Method: Patients were 269 children and adolescents (8-15 years old) whose parents completed the PSC-17 in primary care waiting rooms. Children were later assessed using the Schedule for Affective Disorders and Schizophrenia for School-Age Children-Present and Lifetime version (K-SADS-PL). The PSC-17's subscales were compared with K-SADS-PL diagnoses and measures of anxiety, depression, general psychopathology, functioning, and impairment.
Results: In receiver operating characteristics analyses, the PSC-17 subscales performed as well as competing screens (Child Depression Inventory, the parent and child Screens for Child Anxiety-Related Disorders) and Child Behavior Checklist subscales (Aggressive, Anxious-Depressed, Attention, Externalizing, Internalizing, and Total) in predicting diagnoses of attention-deficit/hyperactivity disorder, externalizing disorders, and depression (area under the curve > or =0.80). The instrument was less successful with anxiety (area under the curve = 0.68). None of the screens were highly sensitive, many were insensitive, and all would have low positive predictive value in low-risk primary care populations.
Conclusions: The PSC-17 and its subscales are briefer than alternative questionnaires, but performed as well as those instruments in detecting common mental disorders in primary care.
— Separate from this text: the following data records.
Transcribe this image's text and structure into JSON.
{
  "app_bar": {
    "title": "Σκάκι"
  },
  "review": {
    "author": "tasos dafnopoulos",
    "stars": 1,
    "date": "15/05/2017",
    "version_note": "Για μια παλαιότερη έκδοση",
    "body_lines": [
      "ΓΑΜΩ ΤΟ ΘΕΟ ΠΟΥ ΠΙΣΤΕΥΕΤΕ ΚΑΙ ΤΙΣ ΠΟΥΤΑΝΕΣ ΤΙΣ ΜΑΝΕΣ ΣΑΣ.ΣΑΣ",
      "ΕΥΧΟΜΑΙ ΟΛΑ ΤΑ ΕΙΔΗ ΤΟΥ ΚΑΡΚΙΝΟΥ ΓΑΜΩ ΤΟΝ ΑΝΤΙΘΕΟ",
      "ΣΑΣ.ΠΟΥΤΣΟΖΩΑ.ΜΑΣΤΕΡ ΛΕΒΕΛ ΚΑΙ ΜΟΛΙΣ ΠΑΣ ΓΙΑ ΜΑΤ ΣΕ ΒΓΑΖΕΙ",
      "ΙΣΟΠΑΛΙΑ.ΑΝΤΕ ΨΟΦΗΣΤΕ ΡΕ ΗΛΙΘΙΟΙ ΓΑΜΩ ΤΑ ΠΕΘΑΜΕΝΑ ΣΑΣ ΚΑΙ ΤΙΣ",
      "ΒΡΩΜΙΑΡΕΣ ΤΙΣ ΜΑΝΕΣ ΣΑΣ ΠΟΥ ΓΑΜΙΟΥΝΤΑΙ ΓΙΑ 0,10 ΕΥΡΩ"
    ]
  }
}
Continued research is needed to develop brief yet sensitive assessment instruments appropriate for primary care.